Here in the West, our weekly shopping habits, obsession with perfect produce and scrupulous quality controls mean a third of waste happens in the final stages of the supply chain. Whereas in the developing world, as little as 5% of food is wasted by consumers and only 20% during processing, with the overwhelming majority lost in the very early stages of production.  “One of the major reasons is storage and the ability to protect the product from the farm through the supply chain to the customer [versus] a lack of storage facilities, poor distribution networks, and poor transportation,” says Liz Goodwin, former Wrap CEO and now director of food loss and waste at WRI.

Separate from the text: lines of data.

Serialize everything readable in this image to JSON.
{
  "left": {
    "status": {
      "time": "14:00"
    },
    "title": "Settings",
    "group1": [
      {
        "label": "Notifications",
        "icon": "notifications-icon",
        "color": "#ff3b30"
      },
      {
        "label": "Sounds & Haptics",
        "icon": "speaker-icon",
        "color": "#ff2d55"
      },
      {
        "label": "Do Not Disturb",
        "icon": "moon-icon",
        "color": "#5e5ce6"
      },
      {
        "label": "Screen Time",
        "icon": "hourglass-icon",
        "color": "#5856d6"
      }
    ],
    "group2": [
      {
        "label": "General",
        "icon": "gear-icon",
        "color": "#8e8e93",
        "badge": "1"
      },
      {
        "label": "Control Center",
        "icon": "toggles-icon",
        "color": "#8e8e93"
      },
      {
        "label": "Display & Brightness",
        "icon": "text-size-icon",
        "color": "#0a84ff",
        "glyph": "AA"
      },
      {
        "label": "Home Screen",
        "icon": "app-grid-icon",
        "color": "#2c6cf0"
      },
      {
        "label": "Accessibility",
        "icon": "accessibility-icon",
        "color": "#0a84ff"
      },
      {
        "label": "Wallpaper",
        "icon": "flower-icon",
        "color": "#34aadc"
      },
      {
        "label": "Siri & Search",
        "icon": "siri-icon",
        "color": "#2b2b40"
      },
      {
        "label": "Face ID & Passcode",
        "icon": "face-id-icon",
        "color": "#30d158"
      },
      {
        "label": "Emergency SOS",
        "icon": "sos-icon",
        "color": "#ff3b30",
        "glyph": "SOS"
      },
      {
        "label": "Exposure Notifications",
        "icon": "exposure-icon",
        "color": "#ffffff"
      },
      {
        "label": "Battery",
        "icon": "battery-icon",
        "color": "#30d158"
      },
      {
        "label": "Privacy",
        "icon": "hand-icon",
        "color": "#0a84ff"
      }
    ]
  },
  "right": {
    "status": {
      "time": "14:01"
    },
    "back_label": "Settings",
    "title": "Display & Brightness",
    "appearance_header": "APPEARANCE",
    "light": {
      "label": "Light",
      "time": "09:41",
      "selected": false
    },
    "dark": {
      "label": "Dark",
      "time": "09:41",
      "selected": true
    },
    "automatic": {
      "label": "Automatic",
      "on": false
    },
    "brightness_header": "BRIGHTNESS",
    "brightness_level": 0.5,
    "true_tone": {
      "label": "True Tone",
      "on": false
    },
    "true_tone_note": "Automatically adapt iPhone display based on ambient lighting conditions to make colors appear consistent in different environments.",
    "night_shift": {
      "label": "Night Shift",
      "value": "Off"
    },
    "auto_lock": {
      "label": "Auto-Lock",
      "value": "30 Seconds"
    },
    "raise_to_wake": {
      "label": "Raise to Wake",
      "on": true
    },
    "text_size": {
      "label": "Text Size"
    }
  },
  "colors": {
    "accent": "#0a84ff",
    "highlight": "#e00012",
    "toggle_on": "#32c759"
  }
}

The Wisdom of Garbageby JESSICA LEIGH HESTERResearchers are digging into heaps of discarded food to uncover clues about why we throw so much of it away—and how cities can cut the waste. Belinda Li, a project engineer at Tetra Tech, has been dispatched by the Natural Resources Defense Council to excavate hundreds of samples of trash in Nashville, Denver, and New York City—three cities where the NRDC has rooting or established relationships with local organizations. The bin digs are a quest to exhume data from detritus—and from there, to glean information about consumer behavior and food waste.  Trashed food exacts an enormous environmental and economic toll: By some estimates, each American family spends some $1,600 each year on uneaten eats.  

Science is great and gross! Researchers sort through bags of garbage collected in Manhattan(Jessica Leigh Hester/CityLab)

Nationally, there’s a larger push to collect and crunch data about wasted food, and then make those stats publicly available with an eye toward shaping policy. Back in January, the Rockefeller Foundation—which is in the midst of a seven-year, $130 million food waste-reduction initiative called YieldWise—threw its support behind a portal designed by a coalition including the USDA and EPA. The Further With Food website allows users to zero in on the data that’s most relevant to them, sorting by audiences (such as students, restaurant workers, hunger relief groups, and lawmakers), sources (like academic, business, and NGO), and topics (including policy, meal planning, and food rescue).  By the end of June the NRDC intends to spin this new data into a toolkit including sample protocols, case studies, and suggestions for scaling up solutions that have proved successful.

Trade groups push to expire confusing food date labels – Consumers are confronted with more than 10 different date labels on packages. The food industry is working to simplify labels on perishable food. Date stamps like “best by,” “sell by,” “use by” and “best before” can be confusing for shoppers.  Those multiple notifications could soon be reaching their expiration date. The trade groups are moving to reduce those “expiration” labels to just two: “use by” and “best if used by.” They say it’ll not only reduce consumer confusion, but also keep people from wasting perfectly good food, reports CBS news correspondent Jamie Yuccas. The new label guidelines are voluntary, but giant retailer Walmart is already on board. It says it supports the effort to “simplify consumers’ lives” and “reduce food waste.”